Give the count of lines in the records below that contain "tree", and say nothing more.

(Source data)
[Start of Attachment]
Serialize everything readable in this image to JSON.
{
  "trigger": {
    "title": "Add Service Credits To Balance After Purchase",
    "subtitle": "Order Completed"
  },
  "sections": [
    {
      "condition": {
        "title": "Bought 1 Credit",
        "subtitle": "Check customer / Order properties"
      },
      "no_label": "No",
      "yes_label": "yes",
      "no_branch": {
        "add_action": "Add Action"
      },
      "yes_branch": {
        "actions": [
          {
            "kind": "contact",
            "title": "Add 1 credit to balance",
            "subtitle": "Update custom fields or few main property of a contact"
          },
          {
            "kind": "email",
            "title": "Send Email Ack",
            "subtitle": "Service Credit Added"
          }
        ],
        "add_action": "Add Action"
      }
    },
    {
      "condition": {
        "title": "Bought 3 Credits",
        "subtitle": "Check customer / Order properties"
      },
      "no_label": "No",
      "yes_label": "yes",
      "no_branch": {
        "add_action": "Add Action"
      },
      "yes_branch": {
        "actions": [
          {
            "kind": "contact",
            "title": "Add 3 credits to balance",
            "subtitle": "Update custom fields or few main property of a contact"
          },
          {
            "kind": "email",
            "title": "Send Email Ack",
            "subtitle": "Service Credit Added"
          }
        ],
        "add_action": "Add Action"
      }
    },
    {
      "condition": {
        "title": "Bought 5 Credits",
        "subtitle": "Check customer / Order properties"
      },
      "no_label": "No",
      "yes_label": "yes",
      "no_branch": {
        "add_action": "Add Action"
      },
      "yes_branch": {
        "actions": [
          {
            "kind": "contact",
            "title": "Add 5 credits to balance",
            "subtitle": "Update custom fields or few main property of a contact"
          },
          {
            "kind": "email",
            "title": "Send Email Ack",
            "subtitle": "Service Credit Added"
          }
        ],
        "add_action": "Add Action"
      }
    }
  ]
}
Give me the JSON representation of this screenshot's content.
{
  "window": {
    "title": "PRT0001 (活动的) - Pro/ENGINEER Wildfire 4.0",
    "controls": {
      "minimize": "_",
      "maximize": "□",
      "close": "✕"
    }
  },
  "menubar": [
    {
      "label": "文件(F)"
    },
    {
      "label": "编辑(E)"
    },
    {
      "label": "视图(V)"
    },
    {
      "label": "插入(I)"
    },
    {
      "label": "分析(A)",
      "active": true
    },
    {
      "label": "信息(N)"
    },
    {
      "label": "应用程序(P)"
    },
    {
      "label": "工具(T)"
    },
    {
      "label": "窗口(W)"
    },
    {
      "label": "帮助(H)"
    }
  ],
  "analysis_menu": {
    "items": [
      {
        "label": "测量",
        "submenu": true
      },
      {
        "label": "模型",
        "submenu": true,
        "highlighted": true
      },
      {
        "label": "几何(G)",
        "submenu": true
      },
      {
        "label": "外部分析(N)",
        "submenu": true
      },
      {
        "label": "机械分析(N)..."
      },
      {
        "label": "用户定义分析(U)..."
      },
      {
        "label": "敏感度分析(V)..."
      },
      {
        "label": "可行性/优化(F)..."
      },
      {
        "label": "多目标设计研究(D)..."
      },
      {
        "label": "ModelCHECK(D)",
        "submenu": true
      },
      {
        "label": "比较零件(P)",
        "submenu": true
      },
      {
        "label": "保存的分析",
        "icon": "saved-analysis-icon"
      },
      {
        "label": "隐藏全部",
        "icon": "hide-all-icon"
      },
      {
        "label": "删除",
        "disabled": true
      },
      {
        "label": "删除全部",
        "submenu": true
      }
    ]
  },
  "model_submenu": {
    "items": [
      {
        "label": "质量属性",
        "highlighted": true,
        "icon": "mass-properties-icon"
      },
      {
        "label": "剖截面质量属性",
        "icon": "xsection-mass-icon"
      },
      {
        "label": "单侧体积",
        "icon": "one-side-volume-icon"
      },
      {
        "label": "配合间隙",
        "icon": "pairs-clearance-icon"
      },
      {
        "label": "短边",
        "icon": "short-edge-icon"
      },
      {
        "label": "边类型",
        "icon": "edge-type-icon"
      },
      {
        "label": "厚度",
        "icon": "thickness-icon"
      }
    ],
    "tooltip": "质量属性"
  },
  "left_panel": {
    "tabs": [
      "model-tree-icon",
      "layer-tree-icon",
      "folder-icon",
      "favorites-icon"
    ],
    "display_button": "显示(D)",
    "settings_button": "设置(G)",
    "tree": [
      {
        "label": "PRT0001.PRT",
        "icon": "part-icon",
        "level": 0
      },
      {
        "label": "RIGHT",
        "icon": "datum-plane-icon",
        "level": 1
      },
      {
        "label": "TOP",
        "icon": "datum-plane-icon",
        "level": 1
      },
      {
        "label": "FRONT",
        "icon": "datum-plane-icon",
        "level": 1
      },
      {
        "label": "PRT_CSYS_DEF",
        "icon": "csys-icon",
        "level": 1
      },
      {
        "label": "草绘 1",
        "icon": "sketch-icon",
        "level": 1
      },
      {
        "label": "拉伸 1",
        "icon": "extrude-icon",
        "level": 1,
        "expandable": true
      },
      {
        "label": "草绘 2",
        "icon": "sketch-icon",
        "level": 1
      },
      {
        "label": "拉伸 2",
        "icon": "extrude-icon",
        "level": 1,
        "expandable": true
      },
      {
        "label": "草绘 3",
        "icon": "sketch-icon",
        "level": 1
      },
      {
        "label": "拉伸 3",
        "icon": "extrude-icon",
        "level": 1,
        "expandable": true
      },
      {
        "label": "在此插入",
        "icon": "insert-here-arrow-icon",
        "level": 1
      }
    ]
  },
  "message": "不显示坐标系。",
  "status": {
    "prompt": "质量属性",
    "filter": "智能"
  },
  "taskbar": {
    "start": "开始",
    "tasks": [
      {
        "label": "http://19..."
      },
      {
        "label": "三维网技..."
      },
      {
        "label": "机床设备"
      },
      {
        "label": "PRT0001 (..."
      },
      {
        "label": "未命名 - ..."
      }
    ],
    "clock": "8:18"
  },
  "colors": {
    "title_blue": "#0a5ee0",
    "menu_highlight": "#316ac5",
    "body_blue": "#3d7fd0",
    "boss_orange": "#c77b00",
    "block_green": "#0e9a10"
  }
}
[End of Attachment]
Response below: 3